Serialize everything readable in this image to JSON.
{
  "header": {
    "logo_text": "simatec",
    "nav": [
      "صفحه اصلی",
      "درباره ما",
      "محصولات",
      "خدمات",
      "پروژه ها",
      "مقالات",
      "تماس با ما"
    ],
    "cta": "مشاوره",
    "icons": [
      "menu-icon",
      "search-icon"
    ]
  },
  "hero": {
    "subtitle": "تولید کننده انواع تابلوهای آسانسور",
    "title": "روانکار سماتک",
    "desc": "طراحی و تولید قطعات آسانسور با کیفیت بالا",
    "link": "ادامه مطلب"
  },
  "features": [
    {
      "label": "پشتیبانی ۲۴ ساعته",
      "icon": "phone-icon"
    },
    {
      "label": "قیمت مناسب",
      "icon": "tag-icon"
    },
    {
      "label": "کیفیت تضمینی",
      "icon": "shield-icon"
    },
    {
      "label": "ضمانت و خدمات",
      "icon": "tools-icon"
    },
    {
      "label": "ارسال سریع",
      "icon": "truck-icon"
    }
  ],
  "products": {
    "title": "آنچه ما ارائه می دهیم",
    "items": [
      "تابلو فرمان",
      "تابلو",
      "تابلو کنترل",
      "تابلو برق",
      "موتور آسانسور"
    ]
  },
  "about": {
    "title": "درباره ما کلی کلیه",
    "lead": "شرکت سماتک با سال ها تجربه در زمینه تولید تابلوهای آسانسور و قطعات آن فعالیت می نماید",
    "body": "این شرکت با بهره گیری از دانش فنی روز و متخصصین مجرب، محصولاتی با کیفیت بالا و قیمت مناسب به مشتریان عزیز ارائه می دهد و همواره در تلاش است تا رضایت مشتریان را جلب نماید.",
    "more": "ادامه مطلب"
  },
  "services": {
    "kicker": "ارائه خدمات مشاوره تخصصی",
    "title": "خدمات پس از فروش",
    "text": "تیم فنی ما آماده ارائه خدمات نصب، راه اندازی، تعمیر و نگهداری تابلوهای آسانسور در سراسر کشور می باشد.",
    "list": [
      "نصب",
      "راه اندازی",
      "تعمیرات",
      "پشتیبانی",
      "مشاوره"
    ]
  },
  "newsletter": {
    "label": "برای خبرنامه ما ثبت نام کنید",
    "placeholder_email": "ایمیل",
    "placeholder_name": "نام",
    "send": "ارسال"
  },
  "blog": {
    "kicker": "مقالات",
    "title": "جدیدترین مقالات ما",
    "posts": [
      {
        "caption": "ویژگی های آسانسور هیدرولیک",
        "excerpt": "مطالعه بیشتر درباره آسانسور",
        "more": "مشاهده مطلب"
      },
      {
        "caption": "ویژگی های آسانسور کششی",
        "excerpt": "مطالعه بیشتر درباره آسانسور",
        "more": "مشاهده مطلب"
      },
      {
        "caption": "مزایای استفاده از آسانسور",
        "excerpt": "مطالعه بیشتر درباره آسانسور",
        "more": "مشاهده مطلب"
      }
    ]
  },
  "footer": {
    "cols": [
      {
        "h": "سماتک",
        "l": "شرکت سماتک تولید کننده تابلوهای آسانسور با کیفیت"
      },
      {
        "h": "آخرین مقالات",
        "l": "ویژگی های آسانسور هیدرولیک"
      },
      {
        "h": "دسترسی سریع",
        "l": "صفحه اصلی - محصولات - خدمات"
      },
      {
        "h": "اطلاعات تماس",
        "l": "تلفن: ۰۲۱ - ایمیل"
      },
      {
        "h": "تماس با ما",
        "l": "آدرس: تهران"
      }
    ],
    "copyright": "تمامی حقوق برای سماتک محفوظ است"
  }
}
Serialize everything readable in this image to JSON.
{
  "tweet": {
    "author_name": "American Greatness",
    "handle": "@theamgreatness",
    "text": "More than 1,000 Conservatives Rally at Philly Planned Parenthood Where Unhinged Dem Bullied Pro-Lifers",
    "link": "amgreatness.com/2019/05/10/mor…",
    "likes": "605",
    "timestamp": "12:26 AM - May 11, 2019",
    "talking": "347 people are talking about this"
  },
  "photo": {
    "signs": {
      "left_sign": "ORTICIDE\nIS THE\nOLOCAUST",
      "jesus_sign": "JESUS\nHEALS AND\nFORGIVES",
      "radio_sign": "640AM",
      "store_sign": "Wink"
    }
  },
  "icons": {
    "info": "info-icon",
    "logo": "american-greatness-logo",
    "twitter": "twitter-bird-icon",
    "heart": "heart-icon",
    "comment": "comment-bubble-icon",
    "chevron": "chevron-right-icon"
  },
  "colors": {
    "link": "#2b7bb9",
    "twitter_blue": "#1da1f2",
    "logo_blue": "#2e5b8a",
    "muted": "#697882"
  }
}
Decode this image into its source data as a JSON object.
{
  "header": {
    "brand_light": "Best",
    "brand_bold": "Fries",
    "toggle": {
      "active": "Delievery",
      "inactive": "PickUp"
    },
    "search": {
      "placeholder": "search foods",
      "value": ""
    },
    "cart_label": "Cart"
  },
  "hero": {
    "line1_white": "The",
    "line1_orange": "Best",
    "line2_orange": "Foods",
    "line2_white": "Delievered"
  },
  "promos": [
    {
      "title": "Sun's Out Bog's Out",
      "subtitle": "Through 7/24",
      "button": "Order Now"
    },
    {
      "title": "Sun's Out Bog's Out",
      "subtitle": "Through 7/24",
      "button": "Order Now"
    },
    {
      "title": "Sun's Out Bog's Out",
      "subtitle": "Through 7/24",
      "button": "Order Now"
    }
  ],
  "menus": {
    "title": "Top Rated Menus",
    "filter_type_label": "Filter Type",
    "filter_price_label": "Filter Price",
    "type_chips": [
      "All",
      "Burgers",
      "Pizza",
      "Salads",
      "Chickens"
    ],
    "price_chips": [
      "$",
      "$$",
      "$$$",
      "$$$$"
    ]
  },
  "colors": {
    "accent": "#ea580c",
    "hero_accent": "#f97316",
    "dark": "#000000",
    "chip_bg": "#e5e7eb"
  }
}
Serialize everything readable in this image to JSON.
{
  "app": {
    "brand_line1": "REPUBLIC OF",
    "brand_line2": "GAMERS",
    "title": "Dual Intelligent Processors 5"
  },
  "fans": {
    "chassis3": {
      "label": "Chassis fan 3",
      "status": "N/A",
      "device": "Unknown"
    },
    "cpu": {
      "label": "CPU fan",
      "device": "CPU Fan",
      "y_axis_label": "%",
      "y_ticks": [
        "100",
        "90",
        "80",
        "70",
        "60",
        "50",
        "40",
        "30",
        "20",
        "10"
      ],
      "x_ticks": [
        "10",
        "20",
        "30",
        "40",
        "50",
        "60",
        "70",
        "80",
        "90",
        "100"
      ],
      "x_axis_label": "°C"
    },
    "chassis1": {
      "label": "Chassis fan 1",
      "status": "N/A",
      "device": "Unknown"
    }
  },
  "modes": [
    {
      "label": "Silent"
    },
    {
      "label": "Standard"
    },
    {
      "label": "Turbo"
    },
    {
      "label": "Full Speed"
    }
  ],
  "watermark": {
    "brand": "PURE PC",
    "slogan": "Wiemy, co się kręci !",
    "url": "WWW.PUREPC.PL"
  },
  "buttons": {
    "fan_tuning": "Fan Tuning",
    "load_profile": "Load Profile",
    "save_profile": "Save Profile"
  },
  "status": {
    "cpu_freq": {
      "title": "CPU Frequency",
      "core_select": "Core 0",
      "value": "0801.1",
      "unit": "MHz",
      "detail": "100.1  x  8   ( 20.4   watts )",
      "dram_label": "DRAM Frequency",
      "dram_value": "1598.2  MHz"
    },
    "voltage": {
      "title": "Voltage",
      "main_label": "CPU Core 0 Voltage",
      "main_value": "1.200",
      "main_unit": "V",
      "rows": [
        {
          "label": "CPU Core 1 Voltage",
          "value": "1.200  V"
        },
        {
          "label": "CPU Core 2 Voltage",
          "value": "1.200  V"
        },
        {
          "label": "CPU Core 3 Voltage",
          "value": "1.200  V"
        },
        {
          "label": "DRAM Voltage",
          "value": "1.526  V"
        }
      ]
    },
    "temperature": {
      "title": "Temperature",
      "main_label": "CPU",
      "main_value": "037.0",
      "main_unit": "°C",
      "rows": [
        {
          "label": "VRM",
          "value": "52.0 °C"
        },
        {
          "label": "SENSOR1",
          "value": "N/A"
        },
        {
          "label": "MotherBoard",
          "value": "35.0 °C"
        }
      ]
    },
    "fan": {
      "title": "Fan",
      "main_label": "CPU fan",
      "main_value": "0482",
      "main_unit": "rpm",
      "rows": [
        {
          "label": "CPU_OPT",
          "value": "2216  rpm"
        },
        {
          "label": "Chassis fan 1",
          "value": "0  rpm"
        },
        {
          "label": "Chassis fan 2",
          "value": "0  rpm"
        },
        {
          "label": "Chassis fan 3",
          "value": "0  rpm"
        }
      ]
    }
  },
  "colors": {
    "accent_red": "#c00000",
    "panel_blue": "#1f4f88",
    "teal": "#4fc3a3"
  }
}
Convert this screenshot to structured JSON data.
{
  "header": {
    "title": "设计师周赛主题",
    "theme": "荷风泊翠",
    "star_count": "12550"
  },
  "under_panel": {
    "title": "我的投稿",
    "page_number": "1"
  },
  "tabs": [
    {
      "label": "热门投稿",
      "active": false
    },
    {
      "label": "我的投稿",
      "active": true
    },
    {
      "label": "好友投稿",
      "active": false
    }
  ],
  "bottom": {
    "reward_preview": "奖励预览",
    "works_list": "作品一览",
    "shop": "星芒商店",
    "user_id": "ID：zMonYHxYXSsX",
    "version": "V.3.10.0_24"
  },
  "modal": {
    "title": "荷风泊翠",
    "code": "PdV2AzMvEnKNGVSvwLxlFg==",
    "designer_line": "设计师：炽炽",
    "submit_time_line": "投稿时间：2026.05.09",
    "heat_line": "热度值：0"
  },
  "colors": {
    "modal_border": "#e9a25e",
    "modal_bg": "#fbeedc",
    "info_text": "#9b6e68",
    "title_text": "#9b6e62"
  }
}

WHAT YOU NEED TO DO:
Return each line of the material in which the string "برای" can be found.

RESPONSE TO THIS TASK:
    "label": "برای خبرنامه ما ثبت نام کنید",
    "copyright": "تمامی حقوق برای سماتک محفوظ است"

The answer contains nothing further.